Master of Science (MS)
alarm calls, behavior, Burrowing Owl, California Ground Squirrel, conservation, predation
Animal behavior; Wildlife conservation; Conservation biology

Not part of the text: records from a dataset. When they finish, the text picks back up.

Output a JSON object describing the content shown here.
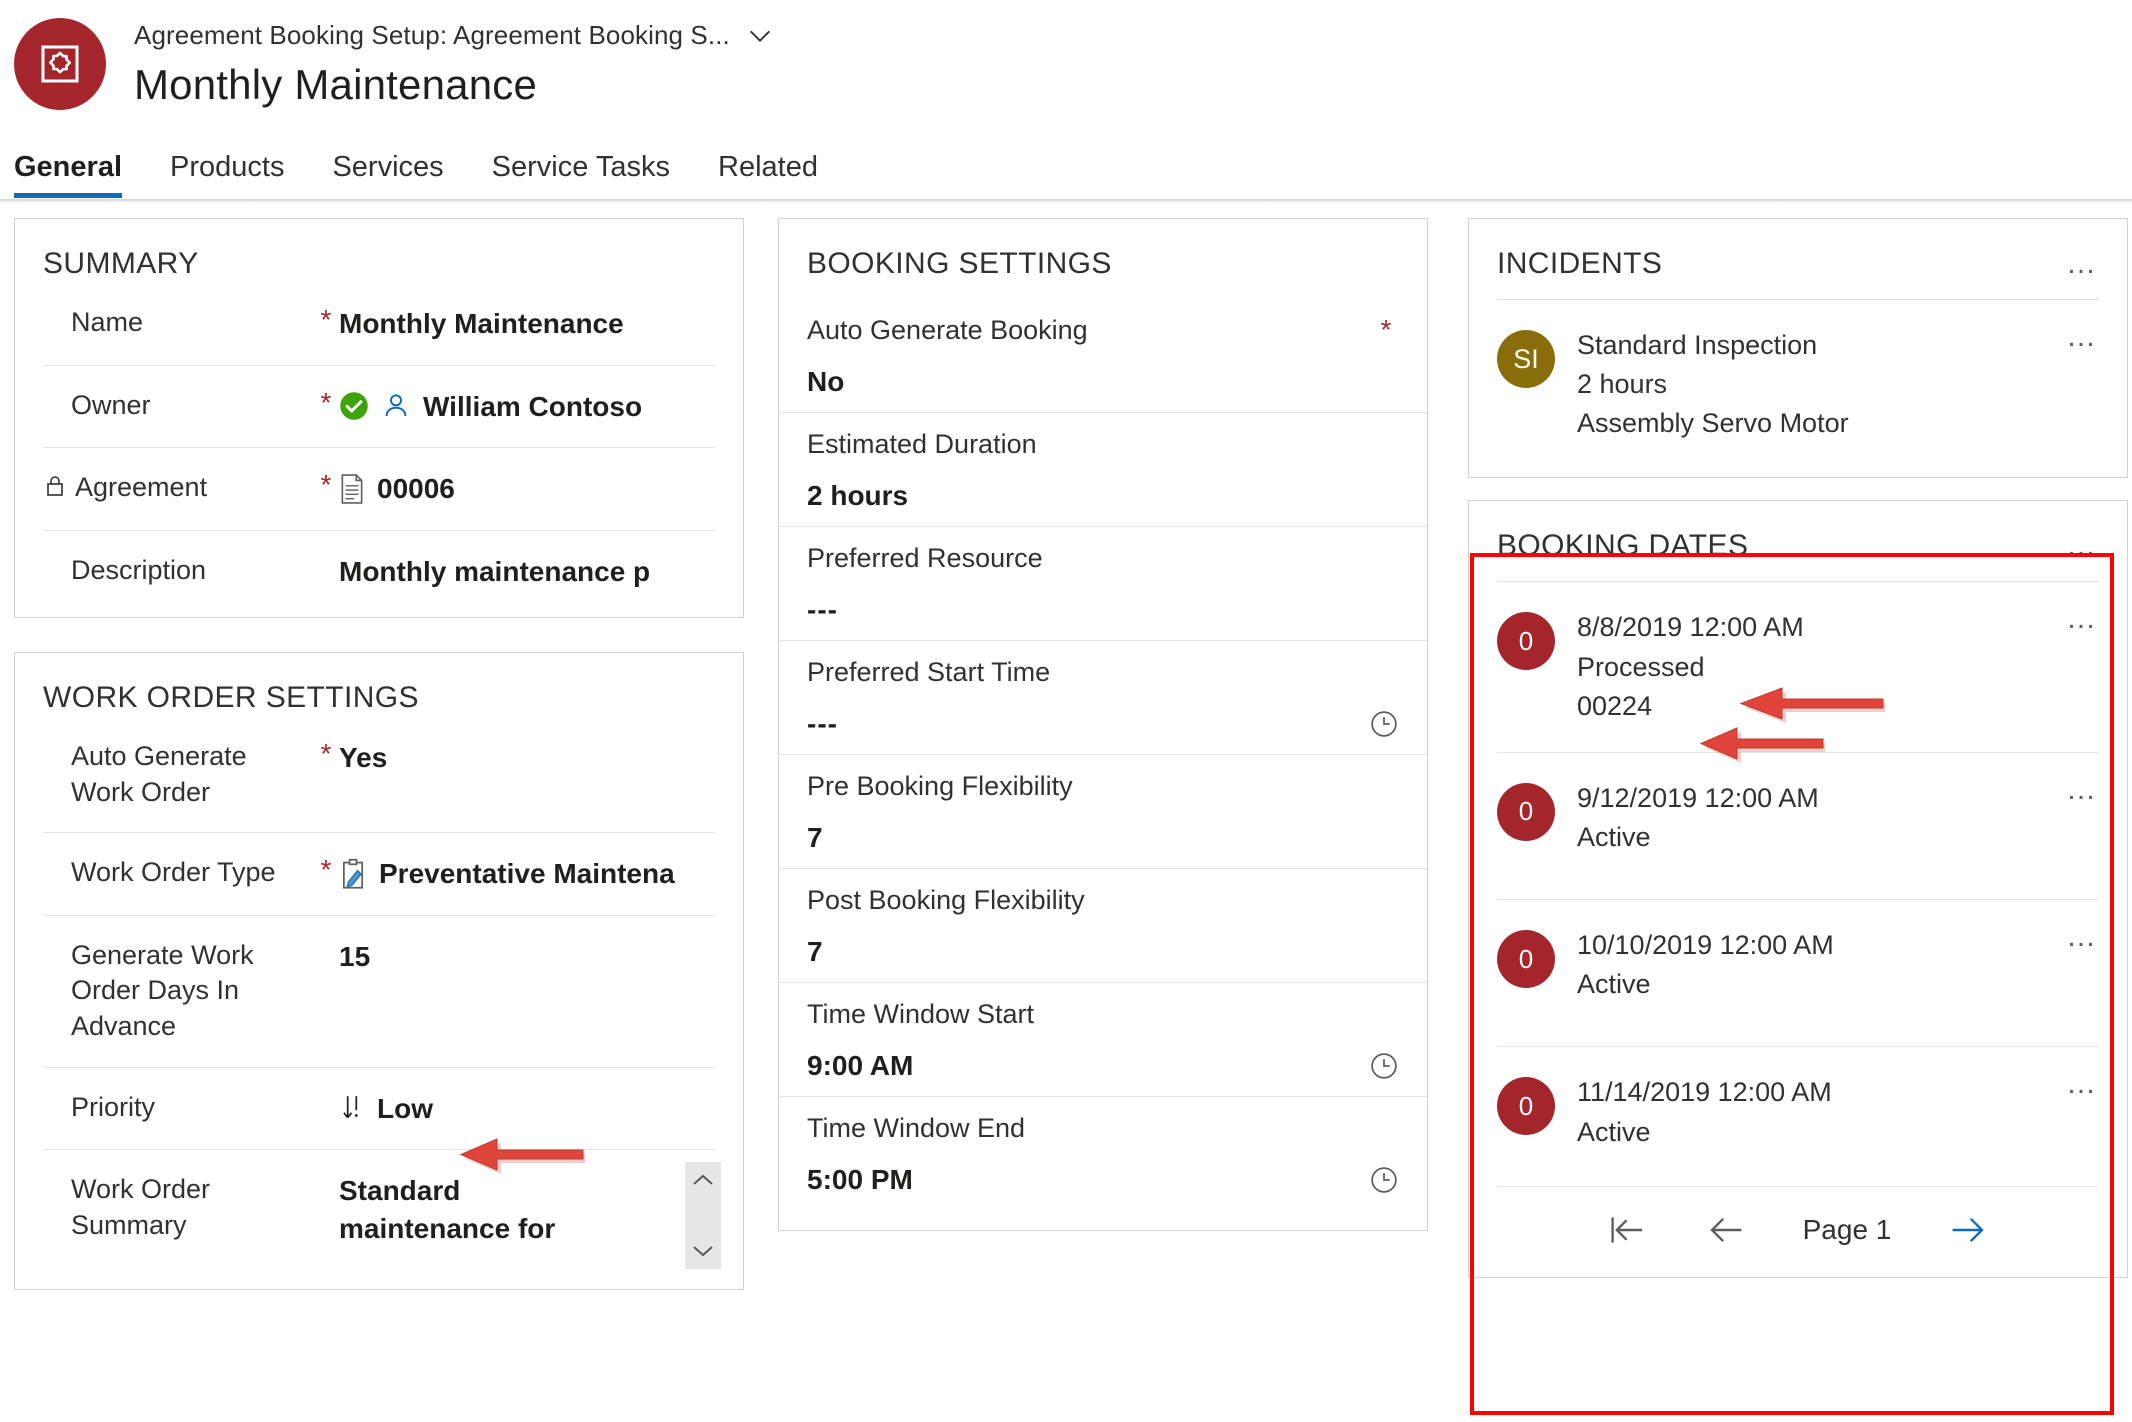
{
  "header": {
    "breadcrumb": "Agreement Booking Setup: Agreement Booking S...",
    "record_title": "Monthly Maintenance",
    "entity_icon": "agreement-booking-setup-icon",
    "avatar_color": "#a4262c"
  },
  "tabs": [
    {
      "label": "General",
      "active": true
    },
    {
      "label": "Products",
      "active": false
    },
    {
      "label": "Services",
      "active": false
    },
    {
      "label": "Service Tasks",
      "active": false
    },
    {
      "label": "Related",
      "active": false
    }
  ],
  "summary": {
    "title": "SUMMARY",
    "fields": [
      {
        "label": "Name",
        "required": true,
        "value": "Monthly Maintenance",
        "locked": false,
        "link": false
      },
      {
        "label": "Owner",
        "required": true,
        "value": "William Contoso",
        "locked": false,
        "link": true,
        "icons": [
          "status-ok-icon",
          "person-icon"
        ]
      },
      {
        "label": "Agreement",
        "required": true,
        "value": "00006",
        "locked": true,
        "link": true,
        "icons": [
          "document-icon"
        ]
      },
      {
        "label": "Description",
        "required": false,
        "value": "Monthly maintenance p",
        "locked": false,
        "link": false
      }
    ]
  },
  "work_order_settings": {
    "title": "WORK ORDER SETTINGS",
    "fields": [
      {
        "label": "Auto Generate Work Order",
        "required": true,
        "value": "Yes",
        "link": false
      },
      {
        "label": "Work Order Type",
        "required": true,
        "value": "Preventative Maintena",
        "link": true,
        "icons": [
          "clipboard-edit-icon"
        ]
      },
      {
        "label": "Generate Work Order Days In Advance",
        "required": false,
        "value": "15",
        "link": false,
        "annotated": true
      },
      {
        "label": "Priority",
        "required": false,
        "value": "Low",
        "link": true,
        "icons": [
          "priority-low-icon"
        ]
      },
      {
        "label": "Work Order Summary",
        "required": false,
        "value": "Standard maintenance for",
        "link": false,
        "scrollable": true
      }
    ]
  },
  "booking_settings": {
    "title": "BOOKING SETTINGS",
    "fields": [
      {
        "label": "Auto Generate Booking",
        "required": true,
        "value": "No",
        "icon": ""
      },
      {
        "label": "Estimated Duration",
        "required": false,
        "value": "2 hours",
        "icon": ""
      },
      {
        "label": "Preferred Resource",
        "required": false,
        "value": "---",
        "icon": ""
      },
      {
        "label": "Preferred Start Time",
        "required": false,
        "value": "---",
        "icon": "clock-icon"
      },
      {
        "label": "Pre Booking Flexibility",
        "required": false,
        "value": "7",
        "icon": ""
      },
      {
        "label": "Post Booking Flexibility",
        "required": false,
        "value": "7",
        "icon": ""
      },
      {
        "label": "Time Window Start",
        "required": false,
        "value": "9:00 AM",
        "icon": "clock-icon"
      },
      {
        "label": "Time Window End",
        "required": false,
        "value": "5:00 PM",
        "icon": "clock-icon"
      }
    ]
  },
  "incidents": {
    "title": "INCIDENTS",
    "menu": "…",
    "items": [
      {
        "initials": "SI",
        "bubble_color": "#8a6d0b",
        "line1": "Standard Inspection",
        "line2": "2 hours",
        "line3": "Assembly Servo Motor"
      }
    ]
  },
  "booking_dates": {
    "title": "BOOKING DATES",
    "menu": "…",
    "highlighted": true,
    "items": [
      {
        "count": "0",
        "bubble_color": "#a4262c",
        "line1": "8/8/2019 12:00 AM",
        "line2": "Processed",
        "line3": "00224",
        "annotated": true
      },
      {
        "count": "0",
        "bubble_color": "#a4262c",
        "line1": "9/12/2019 12:00 AM",
        "line2": "Active",
        "line3": "",
        "annotated": false
      },
      {
        "count": "0",
        "bubble_color": "#a4262c",
        "line1": "10/10/2019 12:00 AM",
        "line2": "Active",
        "line3": "",
        "annotated": false
      },
      {
        "count": "0",
        "bubble_color": "#a4262c",
        "line1": "11/14/2019 12:00 AM",
        "line2": "Active",
        "line3": "",
        "annotated": false
      }
    ],
    "pager": {
      "first_label": "first-page-icon",
      "prev_label": "previous-page-icon",
      "page_label": "Page 1",
      "next_label": "next-page-icon"
    }
  },
  "colors": {
    "brand_red": "#a4262c",
    "link_blue": "#0f6cbd",
    "required_red": "#a4262c",
    "highlight_red": "#ff0000",
    "incident_gold": "#8a6d0b",
    "ok_green": "#3fa20a"
  }
}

Western burrowing owls are found in ground squirrel burrows throughout the urbanized landscape of the South San Francisco bay area, where they are threatened by habitat loss and degradation, prey limitation and predation. Previous research has characterized effects of habitat loss and prey-base limitations on owls, but the interplay between ground squirrels, owls and their predators has not yet been studied. The objective of this study was to assess the rate and types of predation interactions faced by Western burrowing owls and the extent to which California ground squirrels help burrowing owls reduce risk through alarm calling at Moffett Federal Airfield in northern Santa Clara County, California. From June through August 2012 and April through June 2013, over 100 hours of direct observations and 14,540 hours of camera trapping observations yielded seven owl takes by species including red-tailed hawk, red fox, striped skunk, common raven, and snake species. Although the ratio of squirrels to owls was 74:26, ground squirrels were observed responding to predator approaches before owls 58.8% of the time, while burrowing owls responded first 28.4% of the time. Burrowing owls reacted to 65.5% of squirrel alarm calls, while squirrels responded to only 25.8% of owl alarms. This research suggests healthy ground squirrel populations may provide important predator-avoidance services in burrowing owl habitat, and that predation should be of greater concern to burrowing owl conservation. And ground squirrels are needed to determine the extent of predation protection via alarm calls.
Henderson, Lisa Anne, "Western Burrowing Owl Predation in an Urban Setting in California: Do California Ground Squirrel Calls Reduce Risk?" (2013). Master's Theses. 4387.